| SUPPLIED DATA |
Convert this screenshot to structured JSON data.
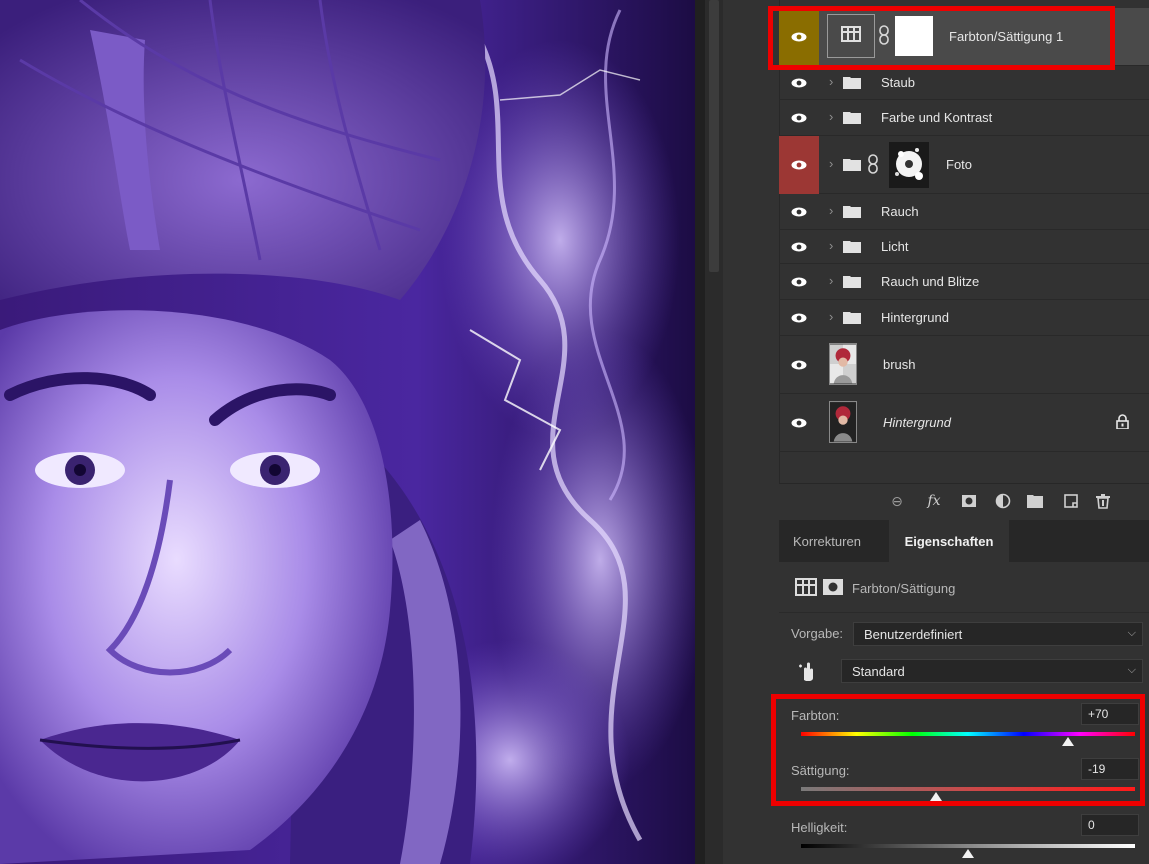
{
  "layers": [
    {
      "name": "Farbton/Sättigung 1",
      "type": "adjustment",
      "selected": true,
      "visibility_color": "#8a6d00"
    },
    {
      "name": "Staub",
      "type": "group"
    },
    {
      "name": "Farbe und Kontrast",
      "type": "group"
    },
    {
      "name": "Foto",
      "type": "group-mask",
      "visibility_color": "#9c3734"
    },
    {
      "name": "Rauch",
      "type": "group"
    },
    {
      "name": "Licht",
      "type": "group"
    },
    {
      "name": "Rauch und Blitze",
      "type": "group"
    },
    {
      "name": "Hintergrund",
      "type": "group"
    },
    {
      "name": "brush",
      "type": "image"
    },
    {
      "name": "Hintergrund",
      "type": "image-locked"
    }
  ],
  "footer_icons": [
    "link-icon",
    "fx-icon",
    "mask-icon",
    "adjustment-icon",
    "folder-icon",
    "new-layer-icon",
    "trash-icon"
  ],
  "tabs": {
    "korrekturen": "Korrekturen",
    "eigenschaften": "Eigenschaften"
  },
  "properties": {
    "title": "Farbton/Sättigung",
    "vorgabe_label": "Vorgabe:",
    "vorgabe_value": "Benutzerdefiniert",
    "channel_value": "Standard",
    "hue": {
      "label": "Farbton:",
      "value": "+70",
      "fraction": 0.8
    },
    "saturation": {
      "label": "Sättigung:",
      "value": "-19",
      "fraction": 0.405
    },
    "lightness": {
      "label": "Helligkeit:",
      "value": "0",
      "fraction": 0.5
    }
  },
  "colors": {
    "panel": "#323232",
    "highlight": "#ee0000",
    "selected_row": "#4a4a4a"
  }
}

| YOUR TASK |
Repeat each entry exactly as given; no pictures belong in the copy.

| RESPONSE BELOW |
Convert this screenshot to structured JSON data.
{
  "layers": [
    {
      "name": "Farbton/Sättigung 1",
      "type": "adjustment",
      "selected": true,
      "visibility_color": "#8a6d00"
    },
    {
      "name": "Staub",
      "type": "group"
    },
    {
      "name": "Farbe und Kontrast",
      "type": "group"
    },
    {
      "name": "Foto",
      "type": "group-mask",
      "visibility_color": "#9c3734"
    },
    {
      "name": "Rauch",
      "type": "group"
    },
    {
      "name": "Licht",
      "type": "group"
    },
    {
      "name": "Rauch und Blitze",
      "type": "group"
    },
    {
      "name": "Hintergrund",
      "type": "group"
    },
    {
      "name": "brush",
      "type": "image"
    },
    {
      "name": "Hintergrund",
      "type": "image-locked"
    }
  ],
  "footer_icons": [
    "link-icon",
    "fx-icon",
    "mask-icon",
    "adjustment-icon",
    "folder-icon",
    "new-layer-icon",
    "trash-icon"
  ],
  "tabs": {
    "korrekturen": "Korrekturen",
    "eigenschaften": "Eigenschaften"
  },
  "properties": {
    "title": "Farbton/Sättigung",
    "vorgabe_label": "Vorgabe:",
    "vorgabe_value": "Benutzerdefiniert",
    "channel_value": "Standard",
    "hue": {
      "label": "Farbton:",
      "value": "+70",
      "fraction": 0.8
    },
    "saturation": {
      "label": "Sättigung:",
      "value": "-19",
      "fraction": 0.405
    },
    "lightness": {
      "label": "Helligkeit:",
      "value": "0",
      "fraction": 0.5
    }
  },
  "colors": {
    "panel": "#323232",
    "highlight": "#ee0000",
    "selected_row": "#4a4a4a"
  }
}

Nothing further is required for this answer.